Output every entry verbatim.

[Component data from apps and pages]
◆ ◆ ◆ ◆ ◆

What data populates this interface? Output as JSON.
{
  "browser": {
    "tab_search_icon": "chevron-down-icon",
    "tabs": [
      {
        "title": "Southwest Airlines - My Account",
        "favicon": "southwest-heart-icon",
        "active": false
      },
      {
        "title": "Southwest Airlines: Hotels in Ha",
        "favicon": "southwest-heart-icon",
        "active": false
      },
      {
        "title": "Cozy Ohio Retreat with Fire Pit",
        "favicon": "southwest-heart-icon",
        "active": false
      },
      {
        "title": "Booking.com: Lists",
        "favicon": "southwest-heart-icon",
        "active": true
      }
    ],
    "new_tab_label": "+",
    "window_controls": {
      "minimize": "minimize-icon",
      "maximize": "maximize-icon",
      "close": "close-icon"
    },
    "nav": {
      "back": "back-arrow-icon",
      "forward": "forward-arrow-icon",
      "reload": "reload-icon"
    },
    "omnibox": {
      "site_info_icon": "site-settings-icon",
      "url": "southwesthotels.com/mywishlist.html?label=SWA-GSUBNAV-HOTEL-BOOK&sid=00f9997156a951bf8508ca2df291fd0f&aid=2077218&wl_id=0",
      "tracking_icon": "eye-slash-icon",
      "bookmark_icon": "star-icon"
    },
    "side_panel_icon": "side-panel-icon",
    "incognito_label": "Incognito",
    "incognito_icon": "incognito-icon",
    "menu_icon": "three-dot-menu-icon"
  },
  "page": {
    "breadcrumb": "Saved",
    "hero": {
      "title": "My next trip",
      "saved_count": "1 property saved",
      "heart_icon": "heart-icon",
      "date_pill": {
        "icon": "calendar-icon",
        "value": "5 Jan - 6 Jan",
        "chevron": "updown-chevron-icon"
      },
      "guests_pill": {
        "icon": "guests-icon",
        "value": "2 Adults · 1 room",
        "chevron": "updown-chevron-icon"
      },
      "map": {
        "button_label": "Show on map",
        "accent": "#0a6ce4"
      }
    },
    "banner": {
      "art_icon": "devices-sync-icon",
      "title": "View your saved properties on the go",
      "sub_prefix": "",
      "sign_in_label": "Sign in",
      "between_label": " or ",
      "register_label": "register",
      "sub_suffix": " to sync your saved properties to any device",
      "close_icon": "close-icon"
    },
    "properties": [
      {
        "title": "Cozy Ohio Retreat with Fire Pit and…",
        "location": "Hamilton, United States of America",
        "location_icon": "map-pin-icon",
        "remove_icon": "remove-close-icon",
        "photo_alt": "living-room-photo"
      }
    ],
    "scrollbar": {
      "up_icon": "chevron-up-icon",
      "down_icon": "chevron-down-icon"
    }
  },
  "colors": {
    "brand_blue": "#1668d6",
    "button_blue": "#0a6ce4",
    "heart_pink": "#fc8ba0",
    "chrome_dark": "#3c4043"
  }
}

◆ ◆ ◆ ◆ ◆

_EXERCISE ANSWER_
What data populates this interface? Output as JSON.
{
  "browser": {
    "tab_search_icon": "chevron-down-icon",
    "tabs": [
      {
        "title": "Southwest Airlines - My Account",
        "favicon": "southwest-heart-icon",
        "active": false
      },
      {
        "title": "Southwest Airlines: Hotels in Ha",
        "favicon": "southwest-heart-icon",
        "active": false
      },
      {
        "title": "Cozy Ohio Retreat with Fire Pit",
        "favicon": "southwest-heart-icon",
        "active": false
      },
      {
        "title": "Booking.com: Lists",
        "favicon": "southwest-heart-icon",
        "active": true
      }
    ],
    "new_tab_label": "+",
    "window_controls": {
      "minimize": "minimize-icon",
      "maximize": "maximize-icon",
      "close": "close-icon"
    },
    "nav": {
      "back": "back-arrow-icon",
      "forward": "forward-arrow-icon",
      "reload": "reload-icon"
    },
    "omnibox": {
      "site_info_icon": "site-settings-icon",
      "url": "southwesthotels.com/mywishlist.html?label=SWA-GSUBNAV-HOTEL-BOOK&sid=00f9997156a951bf8508ca2df291fd0f&aid=2077218&wl_id=0",
      "tracking_icon": "eye-slash-icon",
      "bookmark_icon": "star-icon"
    },
    "side_panel_icon": "side-panel-icon",
    "incognito_label": "Incognito",
    "incognito_icon": "incognito-icon",
    "menu_icon": "three-dot-menu-icon"
  },
  "page": {
    "breadcrumb": "Saved",
    "hero": {
      "title": "My next trip",
      "saved_count": "1 property saved",
      "heart_icon": "heart-icon",
      "date_pill": {
        "icon": "calendar-icon",
        "value": "5 Jan - 6 Jan",
        "chevron": "updown-chevron-icon"
      },
      "guests_pill": {
        "icon": "guests-icon",
        "value": "2 Adults · 1 room",
        "chevron": "updown-chevron-icon"
      },
      "map": {
        "button_label": "Show on map",
        "accent": "#0a6ce4"
      }
    },
    "banner": {
      "art_icon": "devices-sync-icon",
      "title": "View your saved properties on the go",
      "sub_prefix": "",
      "sign_in_label": "Sign in",
      "between_label": " or ",
      "register_label": "register",
      "sub_suffix": " to sync your saved properties to any device",
      "close_icon": "close-icon"
    },
    "properties": [
      {
        "title": "Cozy Ohio Retreat with Fire Pit and…",
        "location": "Hamilton, United States of America",
        "location_icon": "map-pin-icon",
        "remove_icon": "remove-close-icon",
        "photo_alt": "living-room-photo"
      }
    ],
    "scrollbar": {
      "up_icon": "chevron-up-icon",
      "down_icon": "chevron-down-icon"
    }
  },
  "colors": {
    "brand_blue": "#1668d6",
    "button_blue": "#0a6ce4",
    "heart_pink": "#fc8ba0",
    "chrome_dark": "#3c4043"
  }
}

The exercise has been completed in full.